Jesus revealed how He would judge everyone at the end of the age, and he repeatedly explained what He requires. He claimed that many were on the easier broad road that leads to destruction because the narrow road to life was more difficult. He noted that people could choose the road to life, and then decide to leave and travel on the easier path – that leads to destruction. Nope, back in the manger for you.
Jesus repeatedly explained that forgiving others is critically important to where we will spend our after-life. We get on the narrow road by asking God to forgive us for the debts we owed. God promised to forgive us – but in the same manner that we later forgive others.
For the avoidance of doubt, Jesus explained that the Kingdom of heaven is like a king who was settling accounts with his servants. The king forgave a servant who could not afford pay his very large debt. That forgiven servant then had a fellow servant imprisoned because he could not afford to repay him a very small debt.
When the king became aware of this, he called the forgiven servant and treated him in the same manner he had treated his fellow servant – he promptly reversed his forgiveness of all the previously forgiven debt and imprisoned him. Jesus explained that we would be treated in the same manner if we did not forgive each other.
AN INDIVIDUAL CHOICE.
Everyone has harmed other people by our errors and omissions. It costs us nothing to ask God to forgive us, but the benefits are immeasurable. We are liberated from the guilt and burden of unforgiveness that limits our success, and negatively affects our physical, emotional and spiritual health.
Once forgiven, each person must then decide whether they will make the difficult choice to forgive others and attract the benefits of forgiveness, or the easier choice to not forgive with the attendant negative effects.
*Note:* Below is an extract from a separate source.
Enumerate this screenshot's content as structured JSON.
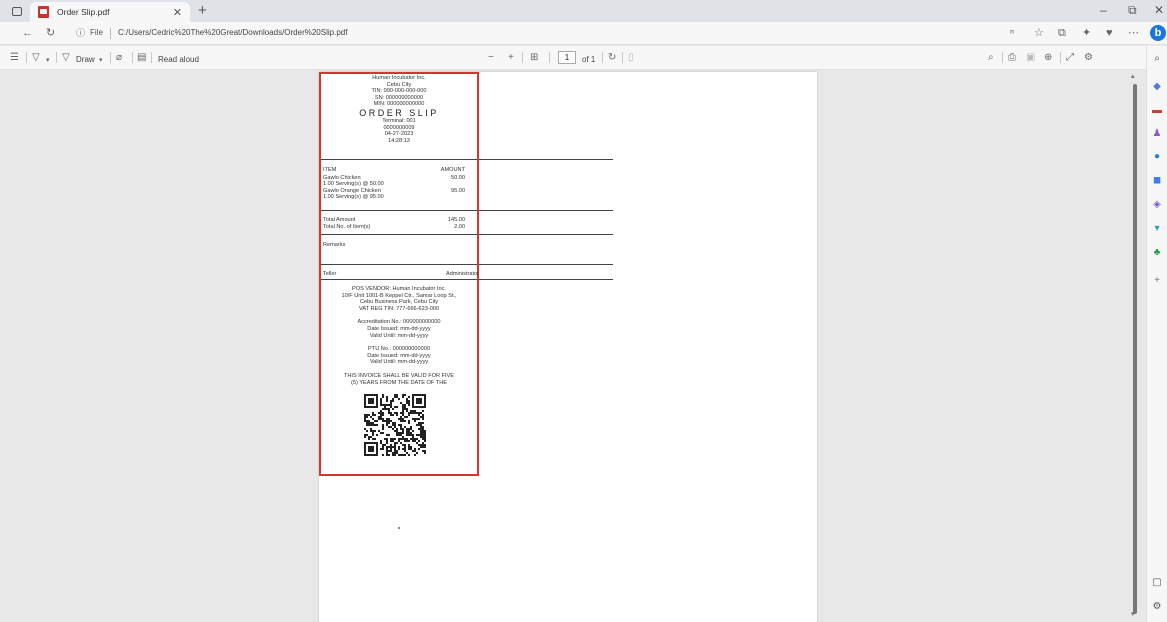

THE BUSINESS OF UNFORGIVENESS.
Some have made a business of keeping people in a miserable unforgiven state, by deceiving them into thinking that forgiving others is too difficult an ask. The profits of that business tend to go to those who manage it by advocating policies that keep most in a state of hand-to-mouth subsistence poverty. The more miserable we are made to appear, the greater their profits.
If reparations are paid, the business ends and the profits will cease. Based on the consistent historical trend, what may be predicted with near certainty is that the masses who were kept in poverty to justify the business of unforgiveness, will not benefit in any meaningful way from either profits or reparations paid. How do we know this?
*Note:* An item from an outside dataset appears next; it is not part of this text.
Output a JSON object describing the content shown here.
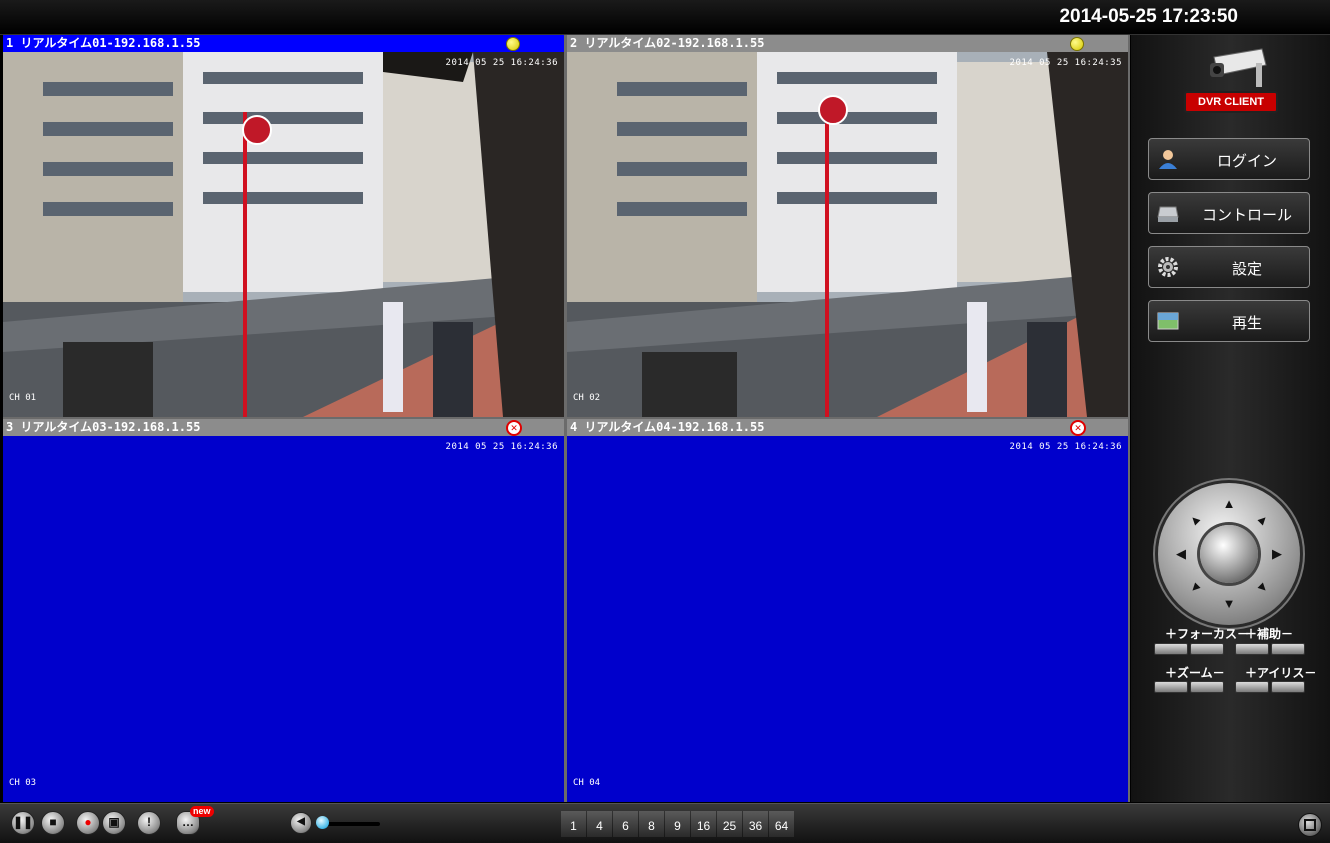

KEPT IN POVERTY.
When we became independent in 1966, the Government had control of the Crown lands. Did they give each family a plot of land as partial compensation of the debt owed to our enslaved foreparents? No. Instead, the Government told Barbadians to pay for it themselves. Thus, many Barbadians had no option but to enslave themselves to banks for most of their working lives with a residential mortgage.
Did the Government at least guarantee the loans to reduce the bank’s risk and interest rates? No. Instead, Barbadians were forced to pay both the high mortgage interest to the bank and punishing land taxes to the Government every year.
Given the uncertainties of maintaining a mortgage for 25 to 30 years in an island economy, did the Government at least try to manage the national economy well. No. Instead, they politicised our public services, gave corrupting no-bid contracts to their political supporters, and unnecessarily plunged Barbados in unsustainable debts – and every five years, they expected us to forgive them.
ADVOCATES OF UNFORGIVENESS.
Advocates of Barbadians pursuing the broad path of unforgiveness, should explain why each Barbadian family was not given a plot of land after 56 years of Independence, when it was in the Government’s power and ability to do so. Further, they should explain why we are forced to pay land tax on land which our enslaved foreparents already purchased for us with their lives’ work.
Advocates of unforgiveness should also explain what prevents the Government from simply giving any reparation payments received to their political supporters in the form of corrupting no-bid contracts? So far, they have been unwilling to have these difficult conversations.
In my opinion, dangling the hope of reparations before Barbadians, while pursuing economic policies to keep Barbadians in a subsistence poverty to justify reparations is cruel. Barbados does not need reparations – it simply needs better management.